Superpixels can be computed based on visual appearance like color and texture. In addition, when depth data (RGB-D) is available, normals and depth can be used to create even better superpixel segmentations.
There are many different superpixel algorithms of varying complexity and performance. Isaac SDK comes with a GPU-friendly superpixel implementation for RGB-D images. The algorithm computes pixel-superpixel associations in parallel on the GPU.
The following diagram depicts the flow from camera input to superpixel segmentation. On the left are the color and depth input images. First 3D points, normals, and a mask of invalid pixels lying, for example, on edges, are computed. The superpixel algorithm then computes pixel-superpixel affinity maps which are integrated into the final superpixel segmentation shown on the right.
The example image above is taken from the dataset published as part of the following paper: A Large-Scale Hierarchical Multi-View RGB-D Object Dataset, Kevin Lai, Liefeng Bo, Xiaofeng Ren, and Dieter Fox, In IEEE International Conference on Robotics and Automation (ICRA), May 2011.
To try out superpixels you can run the image_superpixels sample application with the following command:
bob@desktop:~/isaac$ bazel run //packages/superpixels/apps:image_superpixels
The application runs the superpixel algorithm on a single test image and displays the results in
localhost:3000 to start WebSight and see the results.
The live_superpixels sample application computes superpixels from a live camera feed. Run the application with the following command:
bob@desktop:~/isaac$ bazel run //packages/superpixels/apps:live_superpixels
This sample application requires an RGB-D camera. It is set up by default to use an Intel Realsense camera.
Note that the RGB-D based superpixel algorithm relies on reasonable depth data. If a pixel has an
invalid depth value the algorithm does not use it for segmentation. Unused pixels are marked in
black in results from the sample applications. Additionally, pixels with large depth values are also

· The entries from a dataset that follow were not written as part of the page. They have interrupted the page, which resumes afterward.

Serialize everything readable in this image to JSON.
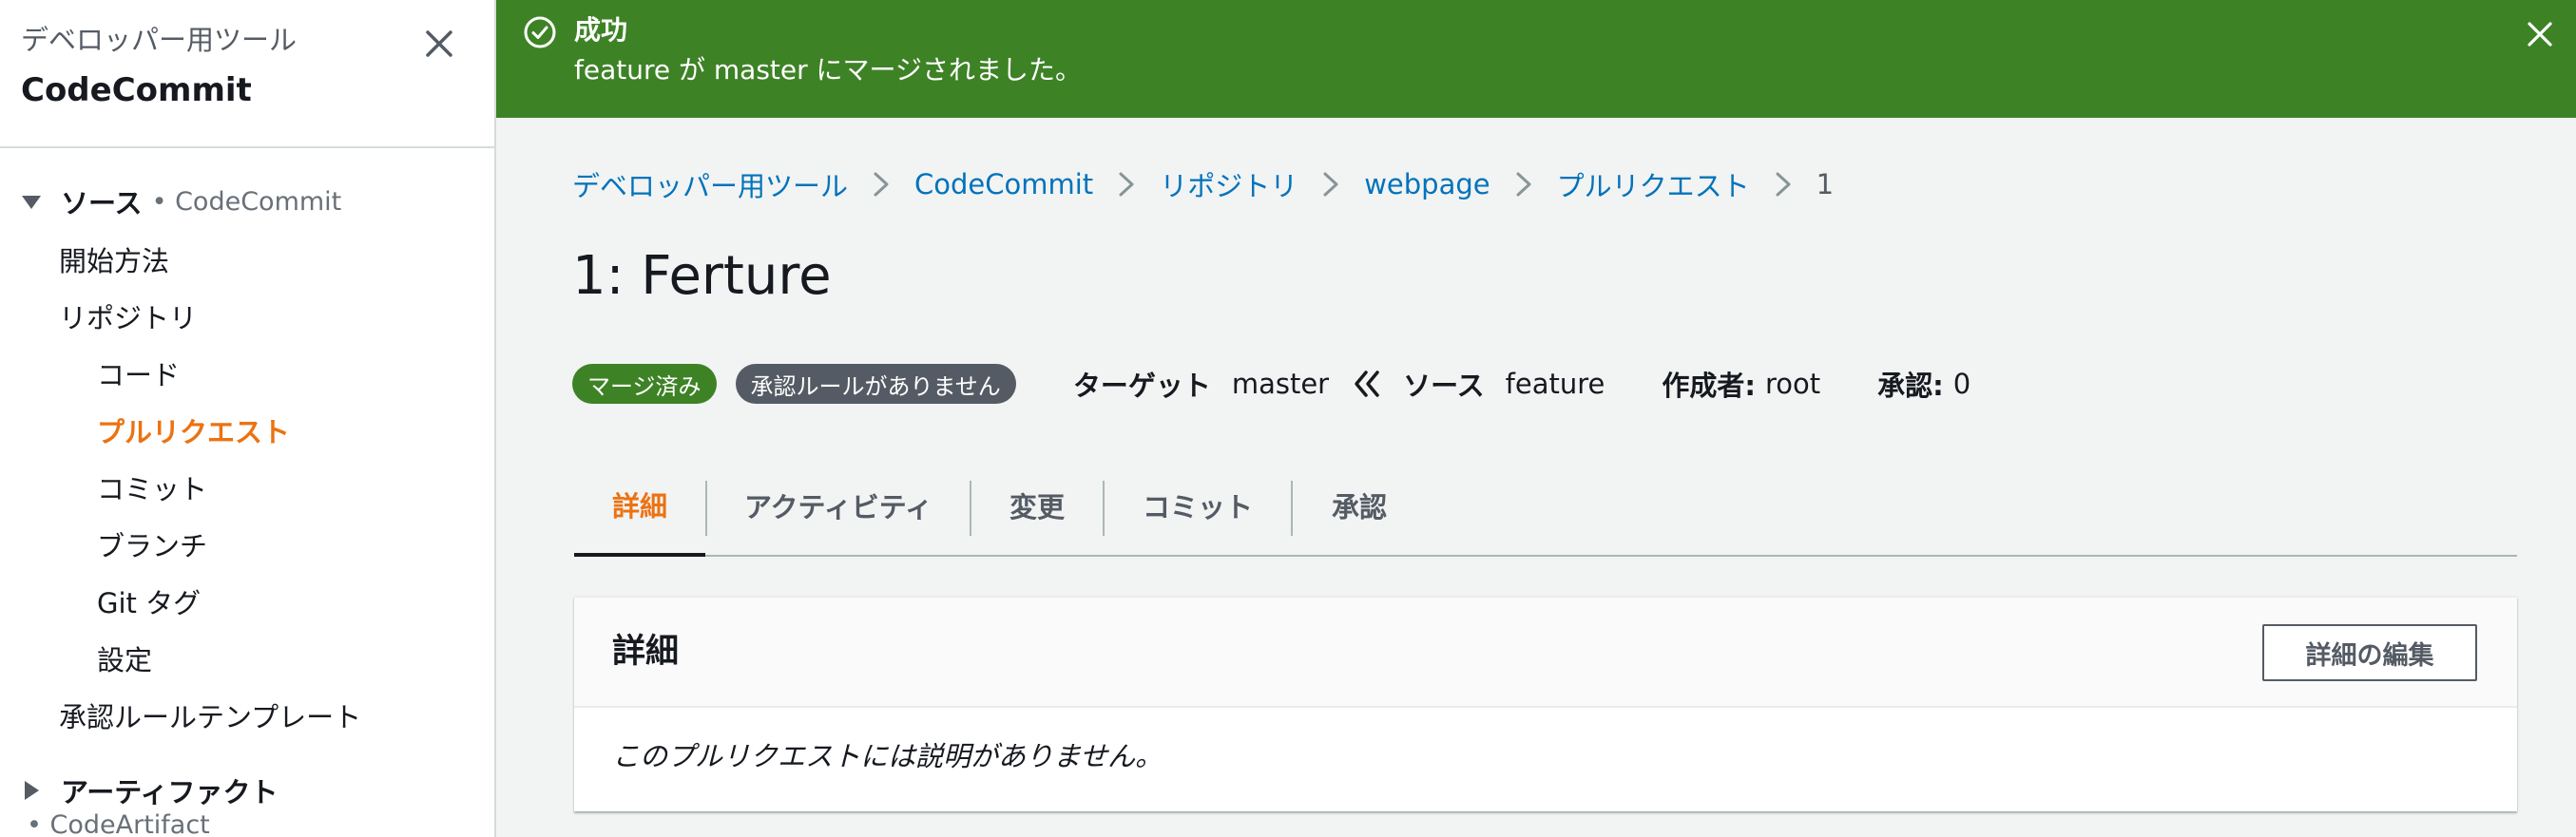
{
  "sidebar": {
    "supertitle": "デベロッパー用ツール",
    "title": "CodeCommit",
    "source_section": {
      "label": "ソース",
      "sub": "• CodeCommit"
    },
    "items": {
      "getting_started": "開始方法",
      "repositories": "リポジトリ",
      "code": "コード",
      "pull_requests": "プルリクエスト",
      "commits": "コミット",
      "branches": "ブランチ",
      "git_tags": "Git タグ",
      "settings": "設定",
      "approval_templates": "承認ルールテンプレート"
    },
    "artifact_section": {
      "label": "アーティファクト",
      "sub": "• CodeArtifact"
    }
  },
  "flash": {
    "title": "成功",
    "message": "feature が master にマージされました。",
    "color": "#3e8226"
  },
  "breadcrumb": {
    "items": [
      "デベロッパー用ツール",
      "CodeCommit",
      "リポジトリ",
      "webpage",
      "プルリクエスト"
    ],
    "current": "1"
  },
  "page": {
    "title": "1: Ferture"
  },
  "meta": {
    "status_badge": "マージ済み",
    "rule_badge": "承認ルールがありません",
    "target_label": "ターゲット",
    "target_value": "master",
    "source_label": "ソース",
    "source_value": "feature",
    "author_label": "作成者:",
    "author_value": "root",
    "approvals_label": "承認:",
    "approvals_value": "0"
  },
  "tabs": [
    "詳細",
    "アクティビティ",
    "変更",
    "コミット",
    "承認"
  ],
  "details": {
    "title": "詳細",
    "edit_button": "詳細の編集",
    "body": "このプルリクエストには説明がありません。"
  },
  "colors": {
    "accent": "#ec7211",
    "link": "#0073bb",
    "success": "#3e8226",
    "badge_gray": "#545b64"
  },
  "icons": {
    "sidebar_close": "close-icon",
    "flash_status": "check-circle-icon",
    "flash_close": "close-icon",
    "breadcrumb_separator": "chevron-right-icon",
    "merge_direction": "double-chevron-left-icon",
    "section_expanded": "caret-down-icon",
    "section_collapsed": "caret-right-icon"
  }
}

excluded from the segmentation to avoid very noisy superpixels. This parameter can be changed via
configuration files by adapting the
max_depth parameter of the